Unfaithful men will spend twice as much on their lovers
ALL Irish men want for Christmas . . . is a mistress! A new website dedicated to people having affairs has notched up over 80,000 members in Ireland.
And a survey into their behaviour and attitudes shows many are planning to be a lot more naughty than nice at this time of year.
The unfaithful hook-up site Ashley Madison asked over 3,000 of its active Irish users their plans for the festive season and the results reveal why and how the Irish are cheating more than ever over the party season.
One-third of respondents plan to cheat on St Stephen's Day, with Christmas Eve and New Year's Eve coming up as other warning spots.
Although almost 70pc of respondents said they love their wives – they admitted to needing an extra bit of sparkle on the side to keep them happy.
And, to top it all off, they are willing to spend an average of double the money on their lovers' Christmas present than on their wives.
"A lover makes a man feel special and he wants to reward that. I think they appreciate a lover more than what they have at home. It's easy to take things like laundry and washing and cleaning for granted," the site's European communications director Christoph Kraemer told the Sunday Independent.

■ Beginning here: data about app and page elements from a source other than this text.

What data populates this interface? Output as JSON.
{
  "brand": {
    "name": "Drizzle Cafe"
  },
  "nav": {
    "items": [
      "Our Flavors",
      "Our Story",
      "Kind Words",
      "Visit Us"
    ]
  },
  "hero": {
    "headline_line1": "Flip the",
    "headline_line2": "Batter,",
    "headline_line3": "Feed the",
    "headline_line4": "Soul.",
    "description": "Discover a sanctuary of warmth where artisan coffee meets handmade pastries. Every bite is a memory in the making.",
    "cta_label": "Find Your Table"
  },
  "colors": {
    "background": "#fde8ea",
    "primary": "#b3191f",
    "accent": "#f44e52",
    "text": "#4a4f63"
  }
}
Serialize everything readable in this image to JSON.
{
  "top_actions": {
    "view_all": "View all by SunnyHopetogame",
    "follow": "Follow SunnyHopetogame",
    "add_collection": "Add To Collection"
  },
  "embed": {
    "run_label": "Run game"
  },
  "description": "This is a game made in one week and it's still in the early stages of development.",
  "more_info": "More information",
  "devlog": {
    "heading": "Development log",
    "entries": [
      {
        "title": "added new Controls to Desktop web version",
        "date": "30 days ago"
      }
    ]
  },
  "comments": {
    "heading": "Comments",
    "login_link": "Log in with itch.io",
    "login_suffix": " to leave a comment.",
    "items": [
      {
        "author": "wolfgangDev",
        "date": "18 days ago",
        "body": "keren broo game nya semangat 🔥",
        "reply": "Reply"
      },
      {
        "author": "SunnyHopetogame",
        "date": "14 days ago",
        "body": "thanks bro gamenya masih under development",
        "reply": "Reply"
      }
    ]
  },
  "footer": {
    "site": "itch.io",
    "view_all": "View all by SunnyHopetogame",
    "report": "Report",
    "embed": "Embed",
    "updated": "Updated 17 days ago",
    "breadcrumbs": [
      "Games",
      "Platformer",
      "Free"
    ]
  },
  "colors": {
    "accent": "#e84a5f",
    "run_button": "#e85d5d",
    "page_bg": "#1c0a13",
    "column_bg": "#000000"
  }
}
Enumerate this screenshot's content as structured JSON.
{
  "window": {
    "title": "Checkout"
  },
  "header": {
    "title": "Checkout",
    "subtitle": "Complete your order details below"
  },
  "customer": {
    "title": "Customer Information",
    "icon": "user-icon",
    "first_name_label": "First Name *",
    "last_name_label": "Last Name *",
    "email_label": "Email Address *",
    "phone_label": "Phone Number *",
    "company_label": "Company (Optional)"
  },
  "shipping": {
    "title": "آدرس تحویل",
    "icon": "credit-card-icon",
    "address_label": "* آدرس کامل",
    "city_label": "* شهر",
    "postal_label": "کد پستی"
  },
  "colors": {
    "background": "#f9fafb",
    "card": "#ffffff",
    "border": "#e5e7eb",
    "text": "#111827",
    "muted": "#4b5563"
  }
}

"But it makes them feel good splashing out on something saucy for their secret other. They tend to get more of a kick out of it than when they gift a long-term partner.
"Also you have to remember that they won't be spending the two most important days of the year with them – Christmas Day and New Year's Eve – so they need to make up for that and make sure they can hang on to them."
Initially, would-be cheaters can access the webite for free. But users, once they make contact with possible new partners, are then asked to buy 'credits' if they want to further pursue their liasions.
The "Introductory Package" costs just over €30, rising to €170 for what is boldy described the "Affair Guarantee Package".
Attempting to justify the website, Mr Kraemer claimed having an affair can be a "positive thing" for a relationship.
He added: "I think people are entitled to happiness and it's an illusion to think one person can fufil you for your entire life. Doesn't mean they can't do it for 80 per cent to 90 per cent of the time, but sometimes they just need that little something else. And I believe an affair can actually be a positive thing and make a relationship last in their long run."
Mr Kraemer believes the recession has had a huge bearing on people cheating on their spouse – as they look for a flurry of escapism from the stress of daily life.
He also points to the fact that fewer couples can now afford to part ways if things go sour.
"A lot of couples are not separating now because of the economic consequences it entails so they are choosing to stay together while not letting their happiness suffer."
Mr Kraemer said there's a number of tell-tale signs to watch out for if you suspect a cheating partner.
"A change of habits or someone's behaviour all of a sudden is by far the number one give-away. If they are staying out later all the time where they didn't before, or suddenly have a new interest in a hobby or the gym when it was never in their schedule before, just be mindful of that. The most common excuses we hear people give are working late, after work drinks or a hobby or sport," he said.